• **What you should do**:
Print each record below character for character.

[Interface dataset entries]

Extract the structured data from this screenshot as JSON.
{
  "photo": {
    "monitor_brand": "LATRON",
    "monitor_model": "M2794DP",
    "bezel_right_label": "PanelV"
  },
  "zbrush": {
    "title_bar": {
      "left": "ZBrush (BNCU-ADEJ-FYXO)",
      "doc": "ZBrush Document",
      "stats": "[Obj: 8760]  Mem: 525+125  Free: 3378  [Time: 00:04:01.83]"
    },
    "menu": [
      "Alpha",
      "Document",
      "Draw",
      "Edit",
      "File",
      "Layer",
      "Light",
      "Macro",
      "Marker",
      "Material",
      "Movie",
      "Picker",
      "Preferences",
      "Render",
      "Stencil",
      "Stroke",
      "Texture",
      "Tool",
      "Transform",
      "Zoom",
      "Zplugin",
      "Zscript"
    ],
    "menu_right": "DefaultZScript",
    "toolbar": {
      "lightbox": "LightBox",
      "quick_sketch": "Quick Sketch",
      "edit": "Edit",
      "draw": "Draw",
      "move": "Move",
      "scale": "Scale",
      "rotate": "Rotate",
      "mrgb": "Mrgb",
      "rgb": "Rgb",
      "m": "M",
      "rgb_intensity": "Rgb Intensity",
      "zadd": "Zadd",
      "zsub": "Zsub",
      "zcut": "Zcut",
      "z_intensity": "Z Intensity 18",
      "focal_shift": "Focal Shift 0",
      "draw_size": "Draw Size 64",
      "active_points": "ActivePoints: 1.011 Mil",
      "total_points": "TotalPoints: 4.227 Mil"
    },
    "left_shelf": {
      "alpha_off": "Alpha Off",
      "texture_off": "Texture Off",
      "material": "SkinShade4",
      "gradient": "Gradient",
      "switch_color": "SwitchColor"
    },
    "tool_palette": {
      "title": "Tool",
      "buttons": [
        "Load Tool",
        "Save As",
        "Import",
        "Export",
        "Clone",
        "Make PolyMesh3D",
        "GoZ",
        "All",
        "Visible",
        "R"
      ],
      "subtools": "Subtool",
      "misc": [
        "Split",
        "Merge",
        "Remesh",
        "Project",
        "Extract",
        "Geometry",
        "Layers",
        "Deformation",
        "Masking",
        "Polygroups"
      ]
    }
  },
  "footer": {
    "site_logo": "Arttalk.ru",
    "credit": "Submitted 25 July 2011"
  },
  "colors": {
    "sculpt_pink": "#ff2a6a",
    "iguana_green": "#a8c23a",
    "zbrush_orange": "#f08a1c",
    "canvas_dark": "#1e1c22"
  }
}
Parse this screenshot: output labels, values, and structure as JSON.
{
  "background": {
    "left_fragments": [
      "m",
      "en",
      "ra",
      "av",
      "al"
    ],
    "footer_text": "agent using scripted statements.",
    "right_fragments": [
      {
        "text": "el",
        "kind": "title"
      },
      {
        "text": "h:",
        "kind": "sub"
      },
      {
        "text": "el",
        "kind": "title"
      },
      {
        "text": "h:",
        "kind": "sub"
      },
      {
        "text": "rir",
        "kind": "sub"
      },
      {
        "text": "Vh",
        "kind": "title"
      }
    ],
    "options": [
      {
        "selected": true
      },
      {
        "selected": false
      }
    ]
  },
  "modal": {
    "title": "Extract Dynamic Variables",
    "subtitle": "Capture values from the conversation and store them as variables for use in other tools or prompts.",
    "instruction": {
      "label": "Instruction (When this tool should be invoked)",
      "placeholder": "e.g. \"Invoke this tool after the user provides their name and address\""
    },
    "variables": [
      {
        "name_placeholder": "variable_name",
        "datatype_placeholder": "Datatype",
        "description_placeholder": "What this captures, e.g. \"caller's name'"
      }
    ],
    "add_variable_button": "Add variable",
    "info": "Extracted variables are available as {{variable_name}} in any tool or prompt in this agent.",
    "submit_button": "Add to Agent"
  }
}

• **Your response**:
Extract the structured data from this screenshot as JSON.
{
  "photo": {
    "monitor_brand": "LATRON",
    "monitor_model": "M2794DP",
    "bezel_right_label": "PanelV"
  },
  "zbrush": {
    "title_bar": {
      "left": "ZBrush (BNCU-ADEJ-FYXO)",
      "doc": "ZBrush Document",
      "stats": "[Obj: 8760]  Mem: 525+125  Free: 3378  [Time: 00:04:01.83]"
    },
    "menu": [
      "Alpha",
      "Document",
      "Draw",
      "Edit",
      "File",
      "Layer",
      "Light",
      "Macro",
      "Marker",
      "Material",
      "Movie",
      "Picker",
      "Preferences",
      "Render",
      "Stencil",
      "Stroke",
      "Texture",
      "Tool",
      "Transform",
      "Zoom",
      "Zplugin",
      "Zscript"
    ],
    "menu_right": "DefaultZScript",
    "toolbar": {
      "lightbox": "LightBox",
      "quick_sketch": "Quick Sketch",
      "edit": "Edit",
      "draw": "Draw",
      "move": "Move",
      "scale": "Scale",
      "rotate": "Rotate",
      "mrgb": "Mrgb",
      "rgb": "Rgb",
      "m": "M",
      "rgb_intensity": "Rgb Intensity",
      "zadd": "Zadd",
      "zsub": "Zsub",
      "zcut": "Zcut",
      "z_intensity": "Z Intensity 18",
      "focal_shift": "Focal Shift 0",
      "draw_size": "Draw Size 64",
      "active_points": "ActivePoints: 1.011 Mil",
      "total_points": "TotalPoints: 4.227 Mil"
    },
    "left_shelf": {
      "alpha_off": "Alpha Off",
      "texture_off": "Texture Off",
      "material": "SkinShade4",
      "gradient": "Gradient",
      "switch_color": "SwitchColor"
    },
    "tool_palette": {
      "title": "Tool",
      "buttons": [
        "Load Tool",
        "Save As",
        "Import",
        "Export",
        "Clone",
        "Make PolyMesh3D",
        "GoZ",
        "All",
        "Visible",
        "R"
      ],
      "subtools": "Subtool",
      "misc": [
        "Split",
        "Merge",
        "Remesh",
        "Project",
        "Extract",
        "Geometry",
        "Layers",
        "Deformation",
        "Masking",
        "Polygroups"
      ]
    }
  },
  "footer": {
    "site_logo": "Arttalk.ru",
    "credit": "Submitted 25 July 2011"
  },
  "colors": {
    "sculpt_pink": "#ff2a6a",
    "iguana_green": "#a8c23a",
    "zbrush_orange": "#f08a1c",
    "canvas_dark": "#1e1c22"
  }
}
Parse this screenshot: output labels, values, and structure as JSON.
{
  "background": {
    "left_fragments": [
      "m",
      "en",
      "ra",
      "av",
      "al"
    ],
    "footer_text": "agent using scripted statements.",
    "right_fragments": [
      {
        "text": "el",
        "kind": "title"
      },
      {
        "text": "h:",
        "kind": "sub"
      },
      {
        "text": "el",
        "kind": "title"
      },
      {
        "text": "h:",
        "kind": "sub"
      },
      {
        "text": "rir",
        "kind": "sub"
      },
      {
        "text": "Vh",
        "kind": "title"
      }
    ],
    "options": [
      {
        "selected": true
      },
      {
        "selected": false
      }
    ]
  },
  "modal": {
    "title": "Extract Dynamic Variables",
    "subtitle": "Capture values from the conversation and store them as variables for use in other tools or prompts.",
    "instruction": {
      "label": "Instruction (When this tool should be invoked)",
      "placeholder": "e.g. \"Invoke this tool after the user provides their name and address\""
    },
    "variables": [
      {
        "name_placeholder": "variable_name",
        "datatype_placeholder": "Datatype",
        "description_placeholder": "What this captures, e.g. \"caller's name'"
      }
    ],
    "add_variable_button": "Add variable",
    "info": "Extracted variables are available as {{variable_name}} in any tool or prompt in this agent.",
    "submit_button": "Add to Agent"
  }
}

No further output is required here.